Tony Pulis has a mountain to climb – and for once the phrase does not refer to the Stoke City manager's prospects of winning at Chelsea in today's FA Cup quarter-final, or his chances of convincing a London crowd his side are more than simply muscular hackers.
For on FA Cup final day, 15 May, Pulis is due to fly to Tanzania, where he will lead a team on a five-day trek up Africa's highest peak, Mount Kilimanjaro, in aid of Potteries-based charity The Donna Louise Trust, which raises money for a hospice for terminally ill children.
When he agreed to take part, having raised £40,000 by running the London Marathon in four hours, Pulis did not anticipate the possibility of Stoke reaching Wembley. "I'll be on that plane whatever happens," the Welshman said. "It's a great cause and how can I say no? How can a lucky lad like me, who's been so privileged, say no to making money for sick kiddies?
"If I have to miss the final, I will. If the Spice Girls can do it, I've got to do it. And if we've won the Cup, I'll probably drink my way up the mountain and all the way back down."
Publicising the event has provided a respite from the Ryan Shawcross controversy for Pulis after the Stoke player's leg-breaking challenge on Arsenal's Aaron Ramsey. Shawcross is suspended, but Stoke, 22-1 outsiders to win the trophy, aim to exploit the defensive frailty the holders and favourites Chelsea showed in the 4-2 home loss to Manchester City.

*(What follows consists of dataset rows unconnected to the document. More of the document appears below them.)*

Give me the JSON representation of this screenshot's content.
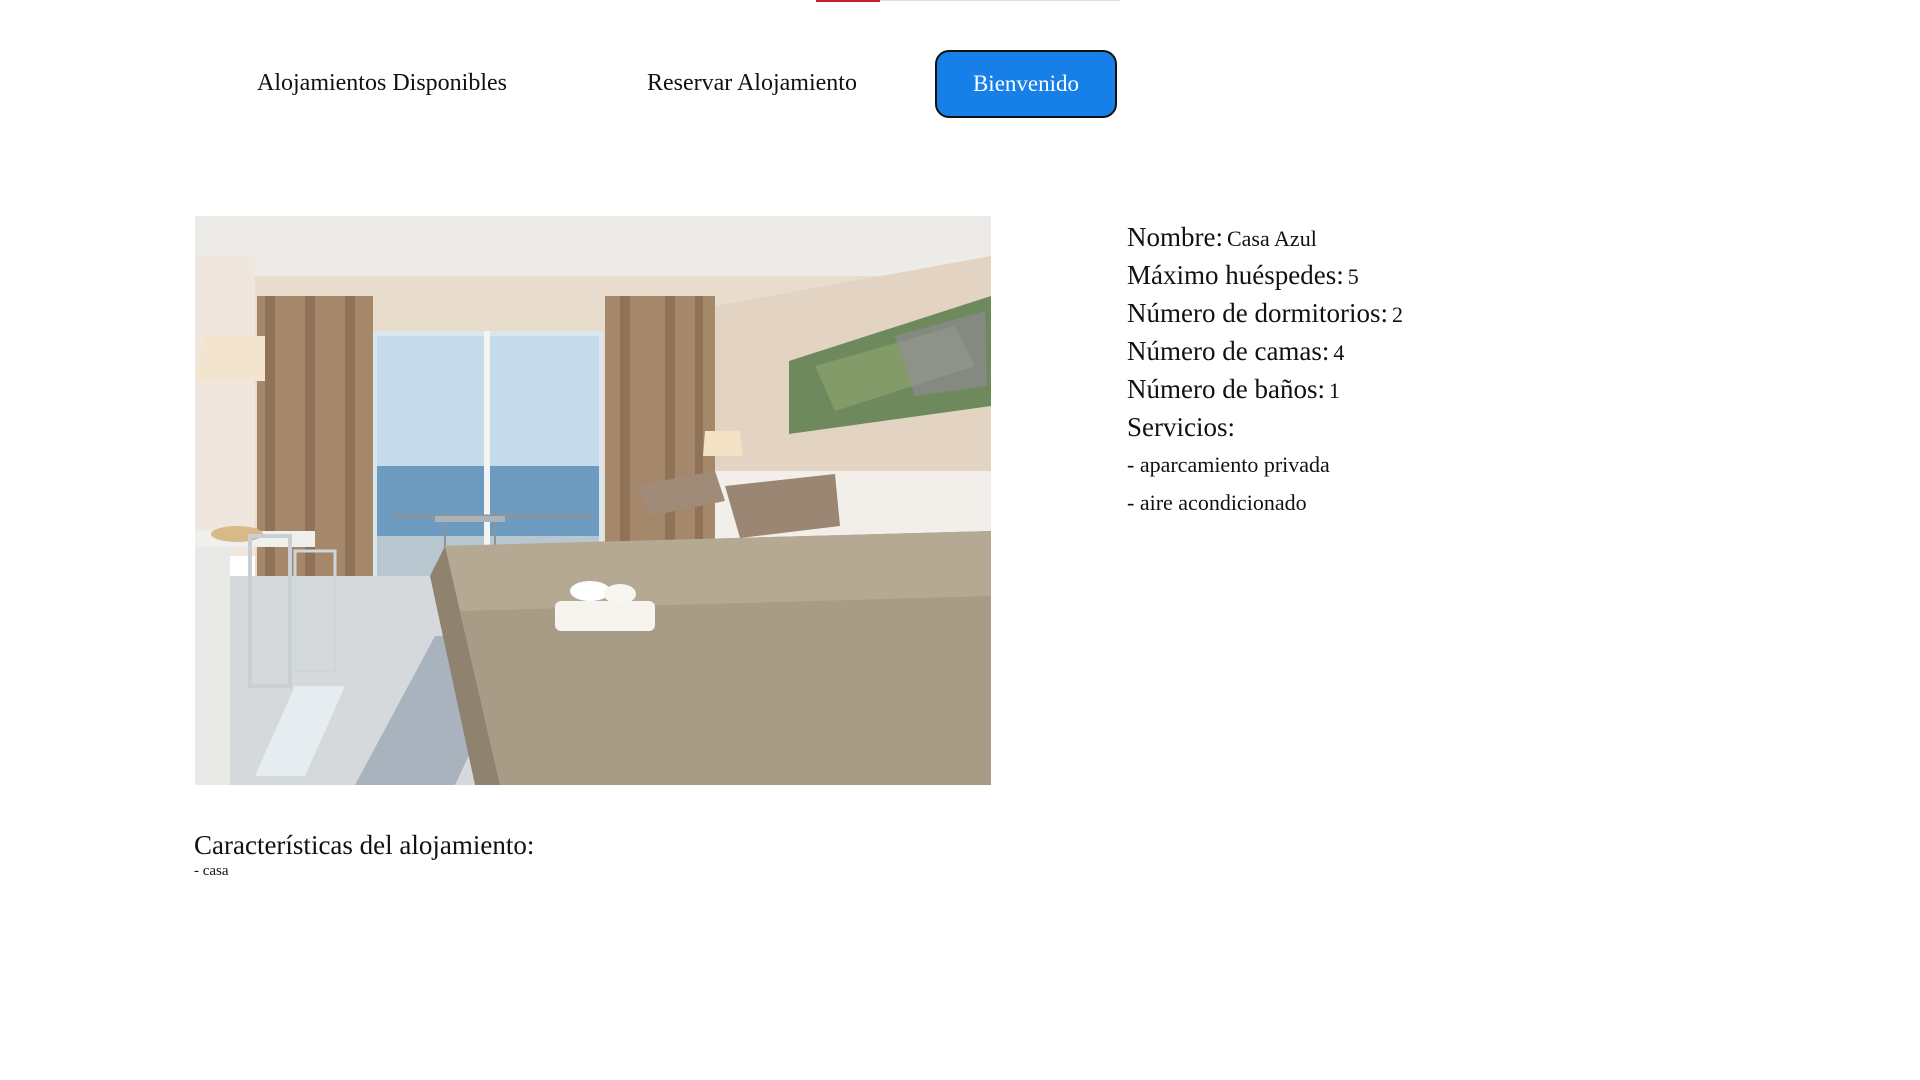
{
  "nav": {
    "link1": "Alojamientos Disponibles",
    "link2": "Reservar Alojamiento",
    "button": "Bienvenido"
  },
  "colors": {
    "accent_button": "#1680e8",
    "top_accent": "#c81e2a"
  },
  "details": {
    "nombre_label": "Nombre:",
    "nombre_value": "Casa Azul",
    "huespedes_label": "Máximo huéspedes:",
    "huespedes_value": "5",
    "dormitorios_label": "Número de dormitorios:",
    "dormitorios_value": "2",
    "camas_label": "Número de camas:",
    "camas_value": "4",
    "banos_label": "Número de baños:",
    "banos_value": "1",
    "servicios_label": "Servicios:",
    "servicios": [
      "- aparcamiento privada",
      "- aire acondicionado"
    ]
  },
  "features": {
    "title": "Características del alojamiento:",
    "items": [
      "- casa"
    ]
  }
}
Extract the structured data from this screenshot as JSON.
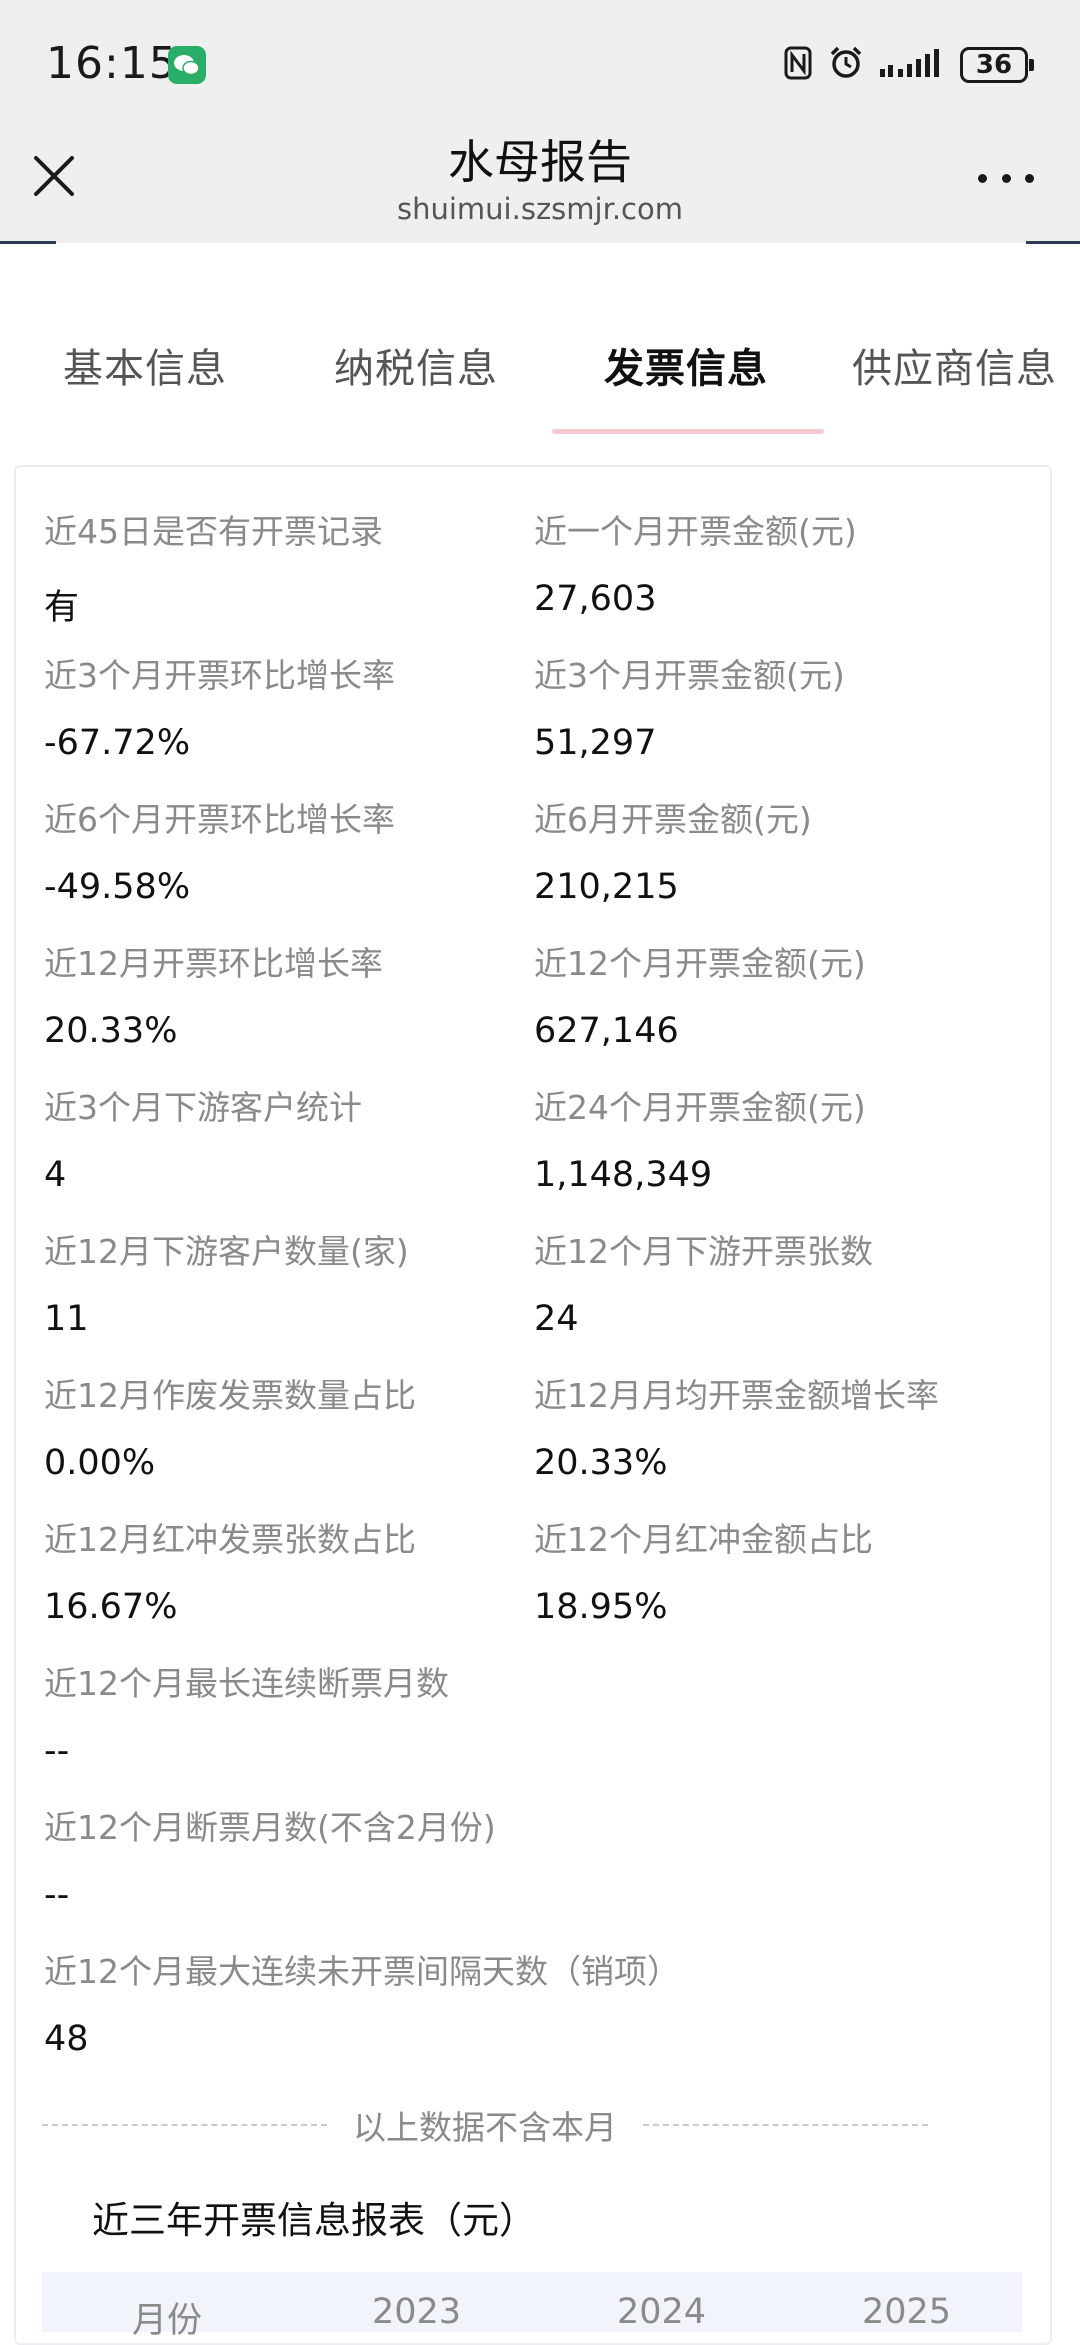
{
  "status_bar": {
    "time": "16:15",
    "battery": "36"
  },
  "header": {
    "title": "水母报告",
    "url": "shuimui.szsmjr.com"
  },
  "tabs": [
    {
      "label": "基本信息",
      "active": false
    },
    {
      "label": "纳税信息",
      "active": false
    },
    {
      "label": "发票信息",
      "active": true
    },
    {
      "label": "供应商信息",
      "active": false
    }
  ],
  "metrics": [
    {
      "label": "近45日是否有开票记录",
      "value": "有"
    },
    {
      "label": "近一个月开票金额(元)",
      "value": "27,603"
    },
    {
      "label": "近3个月开票环比增长率",
      "value": "-67.72%"
    },
    {
      "label": "近3个月开票金额(元)",
      "value": "51,297"
    },
    {
      "label": "近6个月开票环比增长率",
      "value": "-49.58%"
    },
    {
      "label": "近6月开票金额(元)",
      "value": "210,215"
    },
    {
      "label": "近12月开票环比增长率",
      "value": "20.33%"
    },
    {
      "label": "近12个月开票金额(元)",
      "value": "627,146"
    },
    {
      "label": "近3个月下游客户统计",
      "value": "4"
    },
    {
      "label": "近24个月开票金额(元)",
      "value": "1,148,349"
    },
    {
      "label": "近12月下游客户数量(家)",
      "value": "11"
    },
    {
      "label": "近12个月下游开票张数",
      "value": "24"
    },
    {
      "label": "近12月作废发票数量占比",
      "value": "0.00%"
    },
    {
      "label": "近12月月均开票金额增长率",
      "value": "20.33%"
    },
    {
      "label": "近12月红冲发票张数占比",
      "value": "16.67%"
    },
    {
      "label": "近12个月红冲金额占比",
      "value": "18.95%"
    },
    {
      "label": "近12个月最长连续断票月数",
      "value": "--"
    },
    {
      "label": "近12个月断票月数(不含2月份)",
      "value": "--"
    },
    {
      "label": "近12个月最大连续未开票间隔天数（销项）",
      "value": "48"
    }
  ],
  "note": "以上数据不含本月",
  "report": {
    "title": "近三年开票信息报表（元）",
    "columns": [
      "月份",
      "2023",
      "2024",
      "2025"
    ]
  },
  "colors": {
    "topbar": "#efefef",
    "tab_indicator": "#f3c8cf",
    "wechat": "#2aae67"
  }
}
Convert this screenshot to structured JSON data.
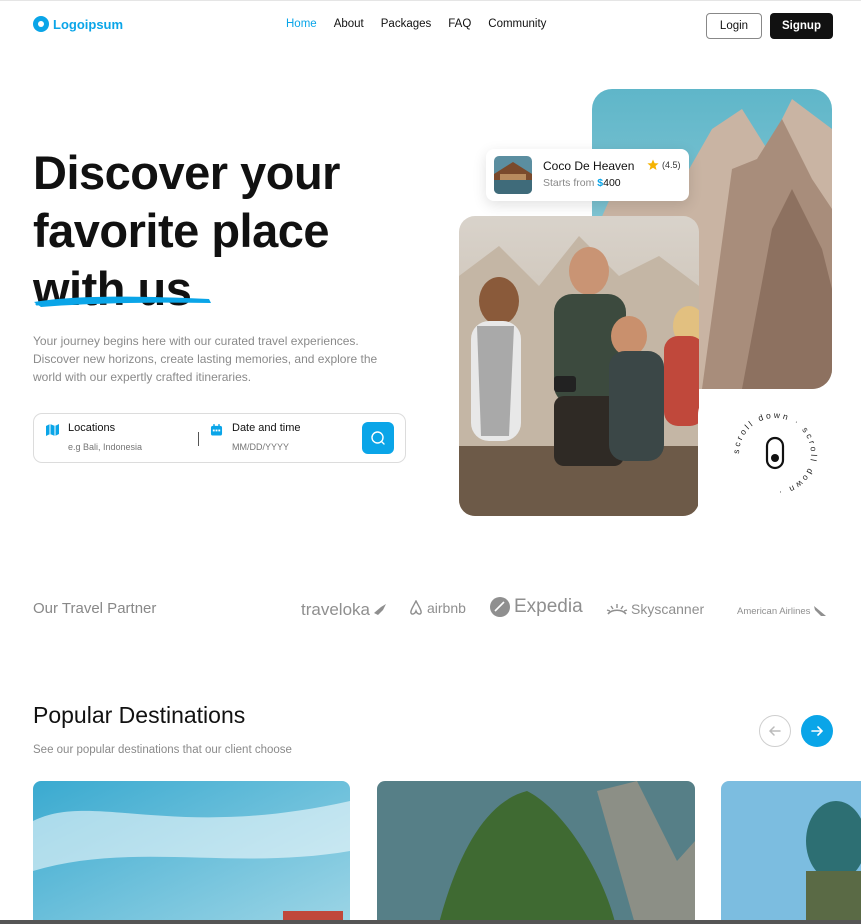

Chelsea have won their three League meetings but required stoppage-time winners in the last two. Pulis insists that Stoke are playing "some decent stuff and scoring some fantastic goals", although he remains defiant about the importance of denying "the big teams" space to play.